↓

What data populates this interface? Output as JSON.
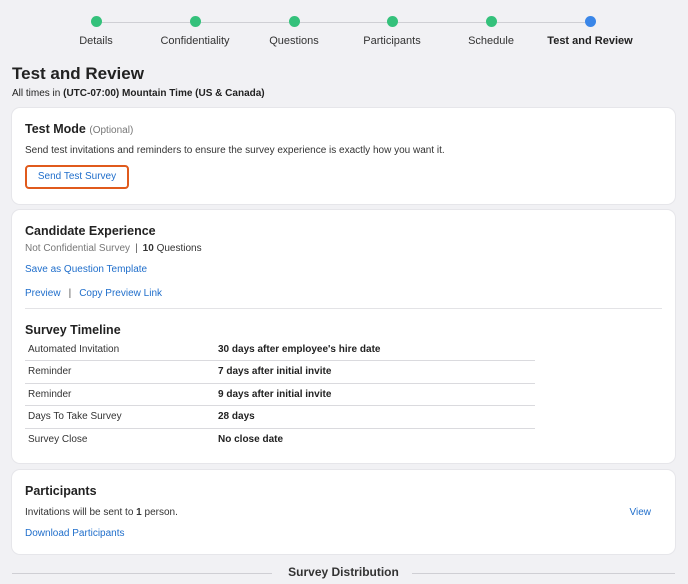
{
  "stepper": {
    "steps": [
      {
        "label": "Details",
        "color": "#34c17b"
      },
      {
        "label": "Confidentiality",
        "color": "#34c17b"
      },
      {
        "label": "Questions",
        "color": "#34c17b"
      },
      {
        "label": "Participants",
        "color": "#34c17b"
      },
      {
        "label": "Schedule",
        "color": "#34c17b"
      },
      {
        "label": "Test and Review",
        "color": "#3a86e8"
      }
    ]
  },
  "page": {
    "title": "Test and Review",
    "tz_prefix": "All times in ",
    "tz_value": "(UTC-07:00) Mountain Time (US & Canada)"
  },
  "test_mode": {
    "title": "Test Mode",
    "optional": "(Optional)",
    "description": "Send test invitations and reminders to ensure the survey experience is exactly how you want it.",
    "button": "Send Test Survey"
  },
  "candidate": {
    "title": "Candidate Experience",
    "confidentiality": "Not Confidential Survey",
    "separator": "|",
    "question_count": "10",
    "question_label": " Questions",
    "save_template": "Save as Question Template",
    "preview": "Preview",
    "copy_preview": "Copy Preview Link"
  },
  "timeline": {
    "title": "Survey Timeline",
    "rows": [
      {
        "key": "Automated Invitation",
        "value": "30 days after employee's hire date"
      },
      {
        "key": "Reminder",
        "value": "7 days after initial invite"
      },
      {
        "key": "Reminder",
        "value": "9 days after initial invite"
      },
      {
        "key": "Days To Take Survey",
        "value": "28 days"
      },
      {
        "key": "Survey Close",
        "value": "No close date"
      }
    ]
  },
  "participants": {
    "title": "Participants",
    "inv_prefix": "Invitations will be sent to ",
    "count": "1",
    "inv_suffix": " person.",
    "view": "View",
    "download": "Download Participants"
  },
  "distribution": {
    "title": "Survey Distribution"
  }
}
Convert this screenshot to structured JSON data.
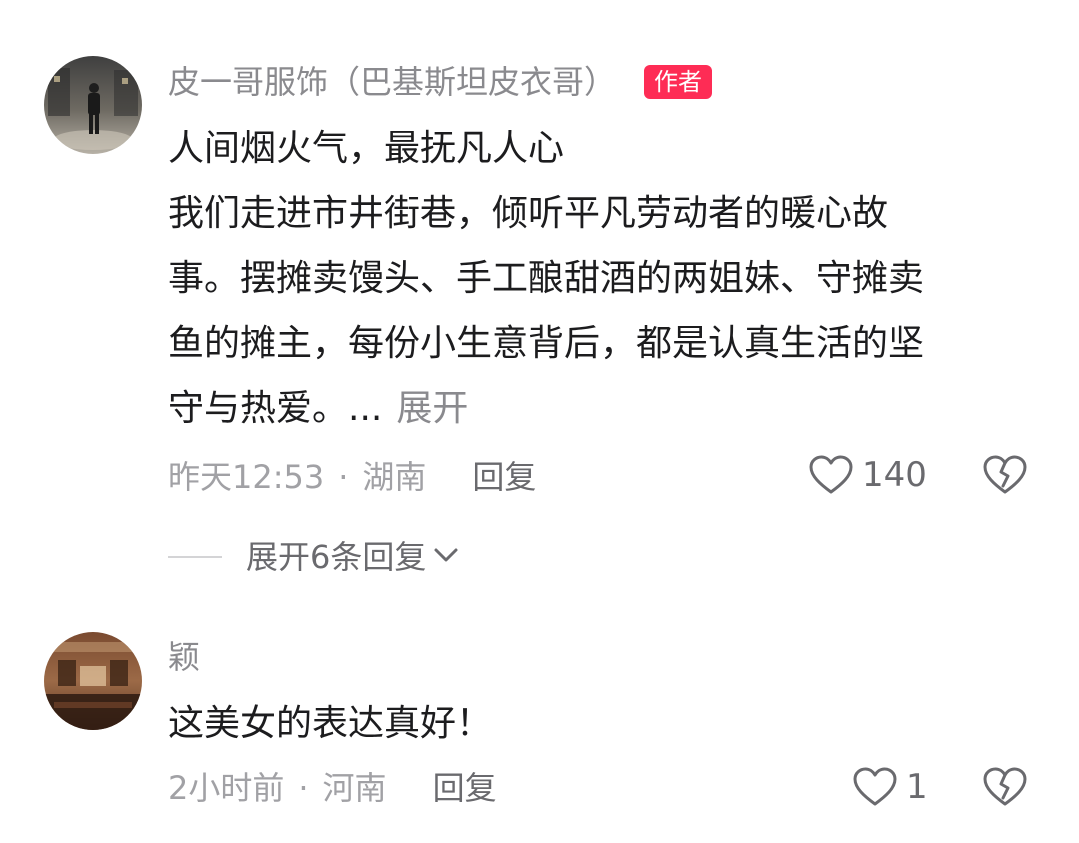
{
  "comments": [
    {
      "author": "皮一哥服饰（巴基斯坦皮衣哥）",
      "badge": "作者",
      "text_lines": [
        "人间烟火气，最抚凡人心",
        "我们走进市井街巷，倾听平凡劳动者的暖心故",
        "事。摆摊卖馒头、手工酿甜酒的两姐妹、守摊卖",
        "鱼的摊主，每份小生意背后，都是认真生活的坚",
        "守与热爱。..."
      ],
      "expand_label": "展开",
      "time": "昨天12:53",
      "separator": "·",
      "location": "湖南",
      "reply_label": "回复",
      "like_count": "140",
      "expand_replies_label": "展开6条回复"
    },
    {
      "author": "颖",
      "text_lines": [
        "这美女的表达真好！"
      ],
      "time": "2小时前",
      "separator": "·",
      "location": "河南",
      "reply_label": "回复",
      "like_count": "1"
    }
  ]
}
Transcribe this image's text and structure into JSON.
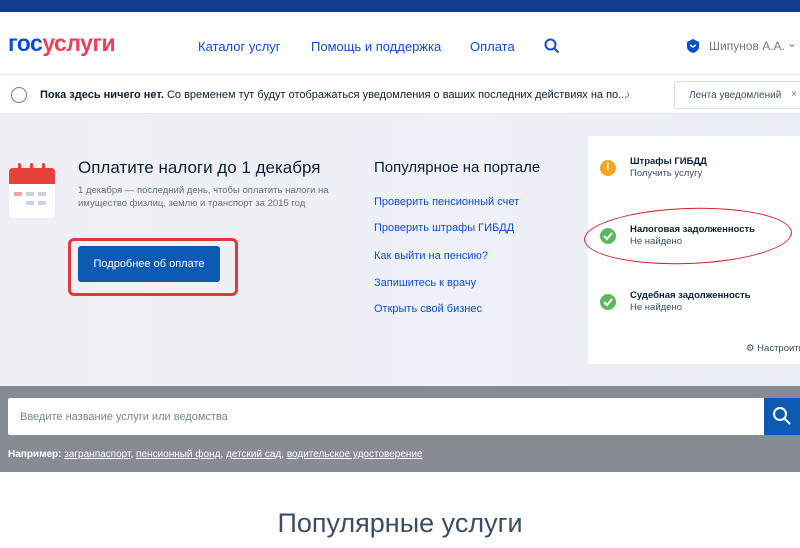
{
  "header": {
    "logo_part1": "гос",
    "logo_part2": "услуги",
    "nav": [
      "Каталог услуг",
      "Помощь и поддержка",
      "Оплата"
    ],
    "user_name": "Шипунов А.А.",
    "user_chevron": "⌄",
    "search_icon": "search-icon",
    "brand_color": "#0d4cd3",
    "accent_color": "#ee3f58"
  },
  "notifications": {
    "bold_text": "Пока здесь ничего нет.",
    "text": "Со временем тут будут отображаться уведомления о ваших последних действиях на по...",
    "chevron": "›",
    "feed_button": "Лента уведомлений",
    "close": "×"
  },
  "hero": {
    "title": "Оплатите налоги до 1 декабря",
    "description": "1 декабря — последний день, чтобы оплатить налоги на имущество физлиц, землю и транспорт за 2015 год",
    "pay_button": "Подробнее об оплате",
    "popular_title": "Популярное на портале",
    "popular_links": [
      "Проверить пенсионный счет",
      "Проверить штрафы ГИБДД",
      "Как выйти на пенсию?",
      "Запишитесь к врачу",
      "Открыть свой бизнес"
    ]
  },
  "status_panel": {
    "items": [
      {
        "title": "Штрафы ГИБДД",
        "subtitle": "Получить услугу",
        "status": "warning",
        "color": "#f5a623"
      },
      {
        "title": "Налоговая задолженность",
        "subtitle": "Не найдено",
        "status": "ok",
        "color": "#5cb85c"
      },
      {
        "title": "Судебная задолженность",
        "subtitle": "Не найдено",
        "status": "ok",
        "color": "#5cb85c"
      }
    ],
    "settings": "Настроить"
  },
  "search": {
    "placeholder": "Введите название услуги или ведомства",
    "example_label": "Например:",
    "examples": [
      "загранпаспорт",
      "пенсионный фонд",
      "детский сад",
      "водительское удостоверение"
    ]
  },
  "popular_services_title": "Популярные услуги"
}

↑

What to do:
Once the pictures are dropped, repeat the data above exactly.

Written answer:
What data populates this interface? Output as JSON.
{
  "stepper": {
    "steps": [
      {
        "label": "Details",
        "color": "#34c17b"
      },
      {
        "label": "Confidentiality",
        "color": "#34c17b"
      },
      {
        "label": "Questions",
        "color": "#34c17b"
      },
      {
        "label": "Participants",
        "color": "#34c17b"
      },
      {
        "label": "Schedule",
        "color": "#34c17b"
      },
      {
        "label": "Test and Review",
        "color": "#3a86e8"
      }
    ]
  },
  "page": {
    "title": "Test and Review",
    "tz_prefix": "All times in ",
    "tz_value": "(UTC-07:00) Mountain Time (US & Canada)"
  },
  "test_mode": {
    "title": "Test Mode",
    "optional": "(Optional)",
    "description": "Send test invitations and reminders to ensure the survey experience is exactly how you want it.",
    "button": "Send Test Survey"
  },
  "candidate": {
    "title": "Candidate Experience",
    "confidentiality": "Not Confidential Survey",
    "separator": "|",
    "question_count": "10",
    "question_label": " Questions",
    "save_template": "Save as Question Template",
    "preview": "Preview",
    "copy_preview": "Copy Preview Link"
  },
  "timeline": {
    "title": "Survey Timeline",
    "rows": [
      {
        "key": "Automated Invitation",
        "value": "30 days after employee's hire date"
      },
      {
        "key": "Reminder",
        "value": "7 days after initial invite"
      },
      {
        "key": "Reminder",
        "value": "9 days after initial invite"
      },
      {
        "key": "Days To Take Survey",
        "value": "28 days"
      },
      {
        "key": "Survey Close",
        "value": "No close date"
      }
    ]
  },
  "participants": {
    "title": "Participants",
    "inv_prefix": "Invitations will be sent to ",
    "count": "1",
    "inv_suffix": " person.",
    "view": "View",
    "download": "Download Participants"
  },
  "distribution": {
    "title": "Survey Distribution"
  }
}
Convert this screenshot to structured JSON data.
{
  "comments": [
    {
      "author": "皮一哥服饰（巴基斯坦皮衣哥）",
      "badge": "作者",
      "text_lines": [
        "人间烟火气，最抚凡人心",
        "我们走进市井街巷，倾听平凡劳动者的暖心故",
        "事。摆摊卖馒头、手工酿甜酒的两姐妹、守摊卖",
        "鱼的摊主，每份小生意背后，都是认真生活的坚",
        "守与热爱。..."
      ],
      "expand_label": "展开",
      "time": "昨天12:53",
      "separator": "·",
      "location": "湖南",
      "reply_label": "回复",
      "like_count": "140",
      "expand_replies_label": "展开6条回复"
    },
    {
      "author": "颖",
      "text_lines": [
        "这美女的表达真好！"
      ],
      "time": "2小时前",
      "separator": "·",
      "location": "河南",
      "reply_label": "回复",
      "like_count": "1"
    }
  ]
}
Transcribe this image's text and structure into JSON.
{
  "header": {
    "logo_part1": "гос",
    "logo_part2": "услуги",
    "nav": [
      "Каталог услуг",
      "Помощь и поддержка",
      "Оплата"
    ],
    "user_name": "Шипунов А.А.",
    "user_chevron": "⌄",
    "search_icon": "search-icon",
    "brand_color": "#0d4cd3",
    "accent_color": "#ee3f58"
  },
  "notifications": {
    "bold_text": "Пока здесь ничего нет.",
    "text": "Со временем тут будут отображаться уведомления о ваших последних действиях на по...",
    "chevron": "›",
    "feed_button": "Лента уведомлений",
    "close": "×"
  },
  "hero": {
    "title": "Оплатите налоги до 1 декабря",
    "description": "1 декабря — последний день, чтобы оплатить налоги на имущество физлиц, землю и транспорт за 2015 год",
    "pay_button": "Подробнее об оплате",
    "popular_title": "Популярное на портале",
    "popular_links": [
      "Проверить пенсионный счет",
      "Проверить штрафы ГИБДД",
      "Как выйти на пенсию?",
      "Запишитесь к врачу",
      "Открыть свой бизнес"
    ]
  },
  "status_panel": {
    "items": [
      {
        "title": "Штрафы ГИБДД",
        "subtitle": "Получить услугу",
        "status": "warning",
        "color": "#f5a623"
      },
      {
        "title": "Налоговая задолженность",
        "subtitle": "Не найдено",
        "status": "ok",
        "color": "#5cb85c"
      },
      {
        "title": "Судебная задолженность",
        "subtitle": "Не найдено",
        "status": "ok",
        "color": "#5cb85c"
      }
    ],
    "settings": "Настроить"
  },
  "search": {
    "placeholder": "Введите название услуги или ведомства",
    "example_label": "Например:",
    "examples": [
      "загранпаспорт",
      "пенсионный фонд",
      "детский сад",
      "водительское удостоверение"
    ]
  },
  "popular_services_title": "Популярные услуги"
}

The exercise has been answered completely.